Experts are warning that stricter limits are needed on cancer-causing forever chemicals in UK drinking water.
According to the BBC:
In high doses these pollutants, known as PFAS, have been linked to serious health concerns including cancer and fertility issues.
The Royal Society of Chemistry urged the government to toughen regulations in line with other countries.
The government said current safety standards were “exceptionally high”.
‘Forever chemicals’ are a group of more than 9,000 chemicals widely used in everyday products from food packaging to make-up because of their water-resistant properties.
They enters waterways when products such as non-stick frying pans and clothes, some of which are treated with the chemicals, break down.
In the UK, water companies are required to test for 47 different types of PFAS and if levels considered high-risk by the UK’s drinking water inspectorate are reached it should not be used for drinking purposes – although this is only guidance, and there is no legal requirement.
The Royal Society of Chemistry (RSC) said that this still exposes people to levels considered medium-risk and does not take into account the thousands of other types of PFAS.

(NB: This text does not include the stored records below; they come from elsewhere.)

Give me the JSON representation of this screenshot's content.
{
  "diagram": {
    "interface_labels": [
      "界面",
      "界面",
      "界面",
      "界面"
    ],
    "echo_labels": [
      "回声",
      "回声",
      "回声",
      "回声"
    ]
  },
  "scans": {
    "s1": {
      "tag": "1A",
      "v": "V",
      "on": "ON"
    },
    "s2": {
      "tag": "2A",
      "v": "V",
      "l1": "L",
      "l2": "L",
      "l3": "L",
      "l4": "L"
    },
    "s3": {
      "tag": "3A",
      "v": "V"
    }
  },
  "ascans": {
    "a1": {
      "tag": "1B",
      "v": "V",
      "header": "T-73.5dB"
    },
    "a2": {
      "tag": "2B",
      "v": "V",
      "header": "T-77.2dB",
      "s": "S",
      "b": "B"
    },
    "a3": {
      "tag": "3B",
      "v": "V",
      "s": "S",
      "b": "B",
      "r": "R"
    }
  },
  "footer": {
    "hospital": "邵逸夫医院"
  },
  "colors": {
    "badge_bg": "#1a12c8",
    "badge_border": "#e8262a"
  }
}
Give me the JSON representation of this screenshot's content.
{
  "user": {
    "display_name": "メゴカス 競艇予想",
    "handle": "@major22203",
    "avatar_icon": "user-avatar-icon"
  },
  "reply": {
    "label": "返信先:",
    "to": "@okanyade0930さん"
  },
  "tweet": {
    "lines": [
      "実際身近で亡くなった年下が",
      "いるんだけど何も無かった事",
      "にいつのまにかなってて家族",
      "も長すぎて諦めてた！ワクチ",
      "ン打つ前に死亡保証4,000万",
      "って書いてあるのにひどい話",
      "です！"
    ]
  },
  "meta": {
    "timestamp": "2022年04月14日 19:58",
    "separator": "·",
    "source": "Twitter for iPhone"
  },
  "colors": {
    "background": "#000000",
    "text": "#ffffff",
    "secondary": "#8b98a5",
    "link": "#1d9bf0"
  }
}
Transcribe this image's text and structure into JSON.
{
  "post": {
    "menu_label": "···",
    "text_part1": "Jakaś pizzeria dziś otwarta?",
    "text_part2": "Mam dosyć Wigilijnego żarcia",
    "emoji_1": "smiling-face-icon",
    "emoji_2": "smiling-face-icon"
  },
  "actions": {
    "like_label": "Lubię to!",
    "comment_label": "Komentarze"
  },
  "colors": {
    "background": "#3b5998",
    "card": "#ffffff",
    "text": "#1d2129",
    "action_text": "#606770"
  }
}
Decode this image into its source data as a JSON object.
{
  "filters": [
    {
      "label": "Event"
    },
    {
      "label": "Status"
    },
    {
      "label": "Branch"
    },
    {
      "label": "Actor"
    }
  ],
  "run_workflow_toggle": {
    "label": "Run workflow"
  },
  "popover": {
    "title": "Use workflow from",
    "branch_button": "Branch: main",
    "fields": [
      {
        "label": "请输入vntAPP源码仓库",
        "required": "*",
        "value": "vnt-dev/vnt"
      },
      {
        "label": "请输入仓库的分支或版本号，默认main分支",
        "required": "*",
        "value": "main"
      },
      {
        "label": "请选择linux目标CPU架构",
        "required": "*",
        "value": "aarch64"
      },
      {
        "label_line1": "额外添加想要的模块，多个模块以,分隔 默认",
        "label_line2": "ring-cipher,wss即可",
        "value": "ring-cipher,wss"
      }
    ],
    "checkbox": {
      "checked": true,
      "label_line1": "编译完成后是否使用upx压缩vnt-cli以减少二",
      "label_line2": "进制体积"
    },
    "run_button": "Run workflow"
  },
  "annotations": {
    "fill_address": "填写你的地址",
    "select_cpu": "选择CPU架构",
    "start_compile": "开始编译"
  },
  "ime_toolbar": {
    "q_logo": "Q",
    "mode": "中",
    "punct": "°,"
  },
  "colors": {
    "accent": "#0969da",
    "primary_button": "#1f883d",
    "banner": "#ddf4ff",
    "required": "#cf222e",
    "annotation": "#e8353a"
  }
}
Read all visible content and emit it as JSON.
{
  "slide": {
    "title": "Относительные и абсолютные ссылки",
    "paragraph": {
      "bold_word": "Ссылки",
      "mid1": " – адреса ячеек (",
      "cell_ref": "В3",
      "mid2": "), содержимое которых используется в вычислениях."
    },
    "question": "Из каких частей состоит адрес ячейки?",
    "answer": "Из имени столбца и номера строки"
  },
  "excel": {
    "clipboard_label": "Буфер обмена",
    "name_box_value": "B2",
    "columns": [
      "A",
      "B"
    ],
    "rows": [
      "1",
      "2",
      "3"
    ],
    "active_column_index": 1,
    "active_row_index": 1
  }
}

The RSC is proposing that the acceptable levels are reduced 10-fold, and that all PFAS are tested for. This would bring the UK closer in line with new tighter limits in the US and tougher limits coming into effect next year in the EU.
Stephanie Metzger, policy adviser at the RSC told the BBC that it made this call because the science had changed.
“Previous health guidelines showed that 100 nanograms per litre [of PFAS] was protective of human health,” she said. “But there has been more research going on over the years that has shown that perhaps effects to human health may occur at lower levels of exposure.”
Currently drinking water in the UK is categorised as medium-risk if there are between 10 and 100 nanograms of specific types of PFAS. In this case, water companies are required to continue testing the water but it can still be used.
Dr David Megson, senior lecturer in chemistry and environmental forensics at Manchester Metropolitan University, told the BBC: “The overall risk is still what we would describe as relatively low, but it still just doesn’t sit right with me that two different people can have different water resources and have a different risk of potentially dying from exposure to chemical pollution.”
Traditional water treatment approaches cannot remove PFAS so water companies often blend different water sources together to dilute the concentration. Some are also trying out emerging technologies like high pressure membranes.